  3. Stir in the arrowroot mixture and stir on medium/low heat until thickened – about 5 minutes.
  4. Stir in the coconut essence and shredded coconut and allow to cool.
  5. Transfer to a bowl and chill in the fridge for at least a few hours (overnight is preferable) until really cold.
  6. Process in an ice cream maker according to the manufacturer’s instructions.
  7. Place in the freezer to solidify and serve serve garnished with nuts and toasted coconut flakes IF it makes it that far! YUM!

If the consistency gets really grainy – place in your blender and pulse quickly before serving to cream it up a bit.

Makes about 1 pint – serves 4 -6 depending on how greedy you are!

Tips!

freeze that leftover coconut cream for treats later

When you cook with canned coconut milk or coconut cream you often have some left over depending on the needs of the recipe. You can freeze the leftovers for up to a month for use later.

I didn’t think I even liked coconut, BUT I do.  When this frozen piece of heaven is in my freezer, I find myself digging in and digging in and digging in….

reply

This really is as good as you would hope for! My husband who swears he does not like coconut loves this ‘ice cream’. I love that it is so clean and yet still so much a treat!
I made this a couple of times and once left the shredded coconut out of the recipe as a request of someone with texture issues, and it was still just as good.

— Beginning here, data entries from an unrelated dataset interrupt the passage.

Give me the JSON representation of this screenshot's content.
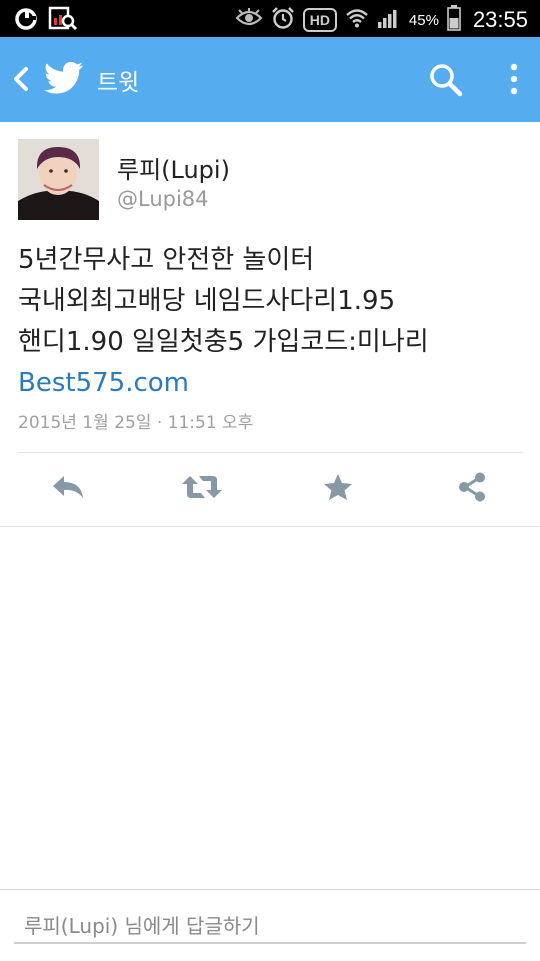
{
  "status_bar": {
    "battery_percent": "45%",
    "time": "23:55",
    "hd_label": "HD"
  },
  "app_bar": {
    "title": "트윗"
  },
  "tweet": {
    "author_name": "루피(Lupi)",
    "author_handle": "@Lupi84",
    "lines": [
      "5년간무사고 안전한 놀이터",
      "국내외최고배당 네임드사다리1.95",
      "핸디1.90 일일첫충5 가입코드:미나리"
    ],
    "link_text": "Best575.com",
    "timestamp": "2015년 1월 25일 · 11:51 오후"
  },
  "reply": {
    "placeholder": "루피(Lupi) 님에게 답글하기"
  },
  "colors": {
    "app_bar": "#55acee",
    "link": "#2b7bb9",
    "action_icon": "#8899a6"
  }
}
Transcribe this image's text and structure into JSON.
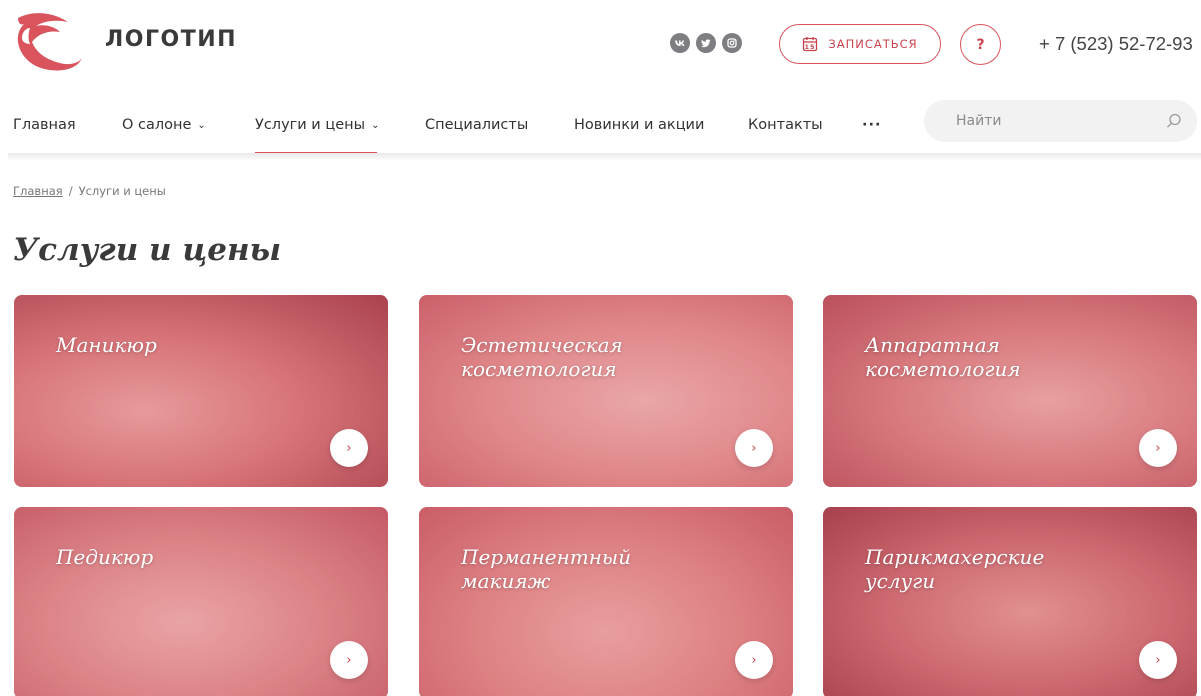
{
  "header": {
    "logo_text": "ЛОГОТИП",
    "signup_label": "ЗАПИСАТЬСЯ",
    "calendar_day": "15",
    "help_label": "?",
    "phone": "+ 7 (523) 52-72-93",
    "socials": [
      "vk-icon",
      "twitter-icon",
      "instagram-icon"
    ]
  },
  "nav": {
    "items": [
      {
        "label": "Главная",
        "dropdown": false
      },
      {
        "label": "О салоне",
        "dropdown": true
      },
      {
        "label": "Услуги и цены",
        "dropdown": true,
        "active": true
      },
      {
        "label": "Специалисты",
        "dropdown": false
      },
      {
        "label": "Новинки и акции",
        "dropdown": false
      },
      {
        "label": "Контакты",
        "dropdown": false
      }
    ],
    "more_label": "···",
    "search_placeholder": "Найти"
  },
  "breadcrumb": {
    "home": "Главная",
    "separator": "/",
    "current": "Услуги и цены"
  },
  "page": {
    "title": "Услуги и цены"
  },
  "cards": [
    {
      "label": "Маникюр"
    },
    {
      "label": "Эстетическая\nкосметология"
    },
    {
      "label": "Аппаратная\nкосметология"
    },
    {
      "label": "Педикюр"
    },
    {
      "label": "Перманентный\nмакияж"
    },
    {
      "label": "Парикмахерские\nуслуги"
    }
  ],
  "colors": {
    "accent": "#d9545c",
    "text": "#333333",
    "card_tint": "#d6505c"
  }
}
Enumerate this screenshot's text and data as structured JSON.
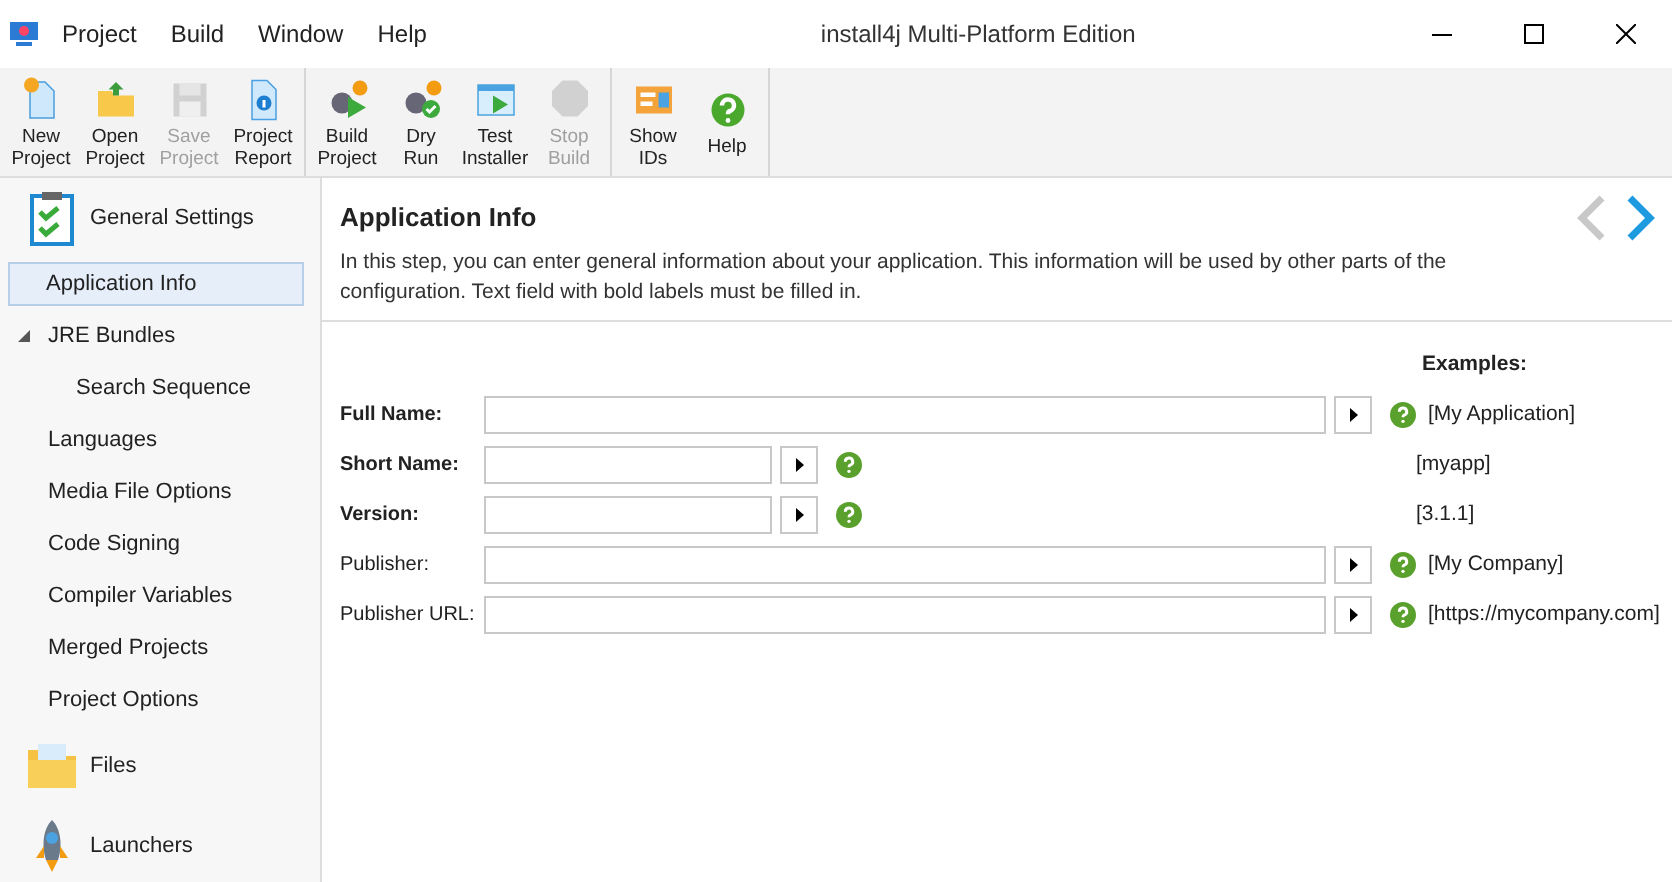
{
  "window": {
    "title": "install4j Multi-Platform Edition"
  },
  "menu": [
    "Project",
    "Build",
    "Window",
    "Help"
  ],
  "toolbar": [
    [
      {
        "label": "New\nProject",
        "disabled": false
      },
      {
        "label": "Open\nProject",
        "disabled": false
      },
      {
        "label": "Save\nProject",
        "disabled": true
      },
      {
        "label": "Project\nReport",
        "disabled": false
      }
    ],
    [
      {
        "label": "Build\nProject",
        "disabled": false
      },
      {
        "label": "Dry\nRun",
        "disabled": false
      },
      {
        "label": "Test\nInstaller",
        "disabled": false
      },
      {
        "label": "Stop\nBuild",
        "disabled": true
      }
    ],
    [
      {
        "label": "Show\nIDs",
        "disabled": false
      },
      {
        "label": "Help",
        "disabled": false
      }
    ]
  ],
  "sidebar": {
    "sections": [
      {
        "title": "General Settings",
        "items": [
          {
            "label": "Application Info",
            "selected": true
          },
          {
            "label": "JRE Bundles",
            "selected": false,
            "expanded": true,
            "children": [
              {
                "label": "Search Sequence",
                "selected": false
              }
            ]
          },
          {
            "label": "Languages",
            "selected": false
          },
          {
            "label": "Media File Options",
            "selected": false
          },
          {
            "label": "Code Signing",
            "selected": false
          },
          {
            "label": "Compiler Variables",
            "selected": false
          },
          {
            "label": "Merged Projects",
            "selected": false
          },
          {
            "label": "Project Options",
            "selected": false
          }
        ]
      },
      {
        "title": "Files"
      },
      {
        "title": "Launchers"
      }
    ]
  },
  "page": {
    "title": "Application Info",
    "back_disabled": true,
    "forward_disabled": false,
    "description": "In this step, you can enter general information about your application. This information will be used by other parts of the configuration. Text field with bold labels must be filled in.",
    "examples_heading": "Examples:",
    "fields": [
      {
        "label": "Full Name:",
        "required": true,
        "kind": "long",
        "example": "[My Application]"
      },
      {
        "label": "Short Name:",
        "required": true,
        "kind": "short",
        "example": "[myapp]"
      },
      {
        "label": "Version:",
        "required": true,
        "kind": "short",
        "example": "[3.1.1]"
      },
      {
        "label": "Publisher:",
        "required": false,
        "kind": "long",
        "example": "[My Company]"
      },
      {
        "label": "Publisher URL:",
        "required": false,
        "kind": "long",
        "example": "[https://mycompany.com]"
      }
    ]
  }
}
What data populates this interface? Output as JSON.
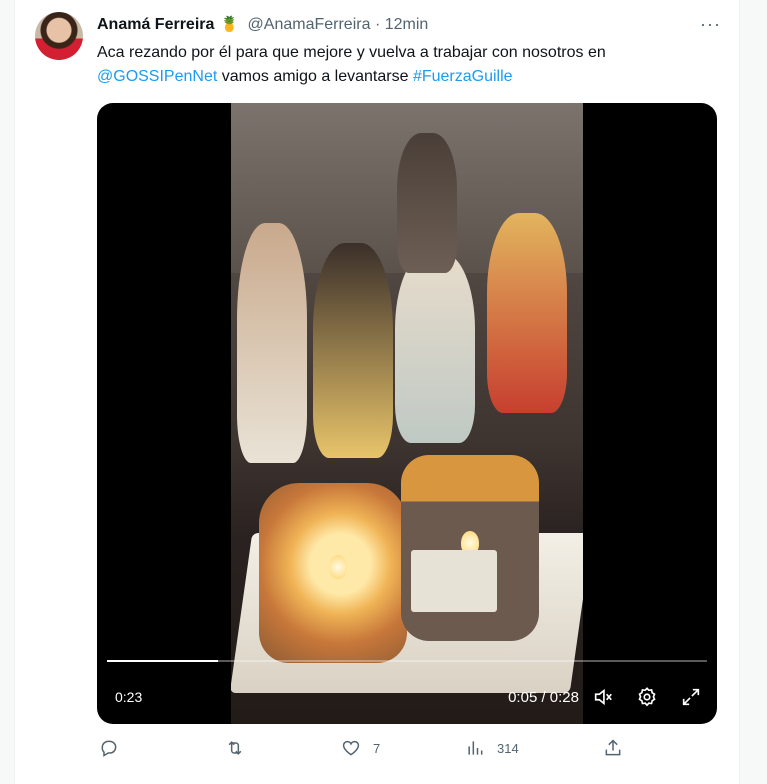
{
  "tweet": {
    "author_name": "Anamá Ferreira",
    "author_emoji": "🍍",
    "handle": "@AnamaFerreira",
    "separator": "·",
    "time": "12min",
    "more": "···",
    "text": {
      "part1": "Aca rezando por él para que mejore y vuelva a trabajar con nosotros en ",
      "mention": "@GOSSIPenNet",
      "part2": " vamos amigo a levantarse  ",
      "hashtag": "#FuerzaGuille"
    }
  },
  "video": {
    "left_time": "0:23",
    "time_display": "0:05 / 0:28",
    "progress_fraction": 0.185,
    "icons": [
      "mute-icon",
      "settings-icon",
      "fullscreen-icon"
    ]
  },
  "actions": {
    "reply": {
      "icon": "reply-icon",
      "count": ""
    },
    "retweet": {
      "icon": "retweet-icon",
      "count": ""
    },
    "like": {
      "icon": "heart-icon",
      "count": "7"
    },
    "views": {
      "icon": "views-icon",
      "count": "314"
    },
    "share": {
      "icon": "share-icon",
      "count": ""
    }
  },
  "colors": {
    "link": "#1d9bf0",
    "muted": "#536471",
    "text": "#0f1419"
  }
}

reply

OH MY GOD- this is heaven. Make this or live a sheltered life forever!

reply

combines all my fave things. It’s heaven, very much worth making a big batch.

reply

WOW! Amazing Ice Cream…next time i make it, i may actually share it!...Hmmm.

reply

Can you go to Thailand more often Tess.? This Ice Cream was delectable!

reply

Coconut ice cream mmmmm heaven on earth

reply

Stir in a small amount of almond and dark chocolate
pieces at the end for an even more fabulous treat.

reply
Cancel reply and comment directly

Add Your Reply:

cancel reply close
  Subscribe to these comments?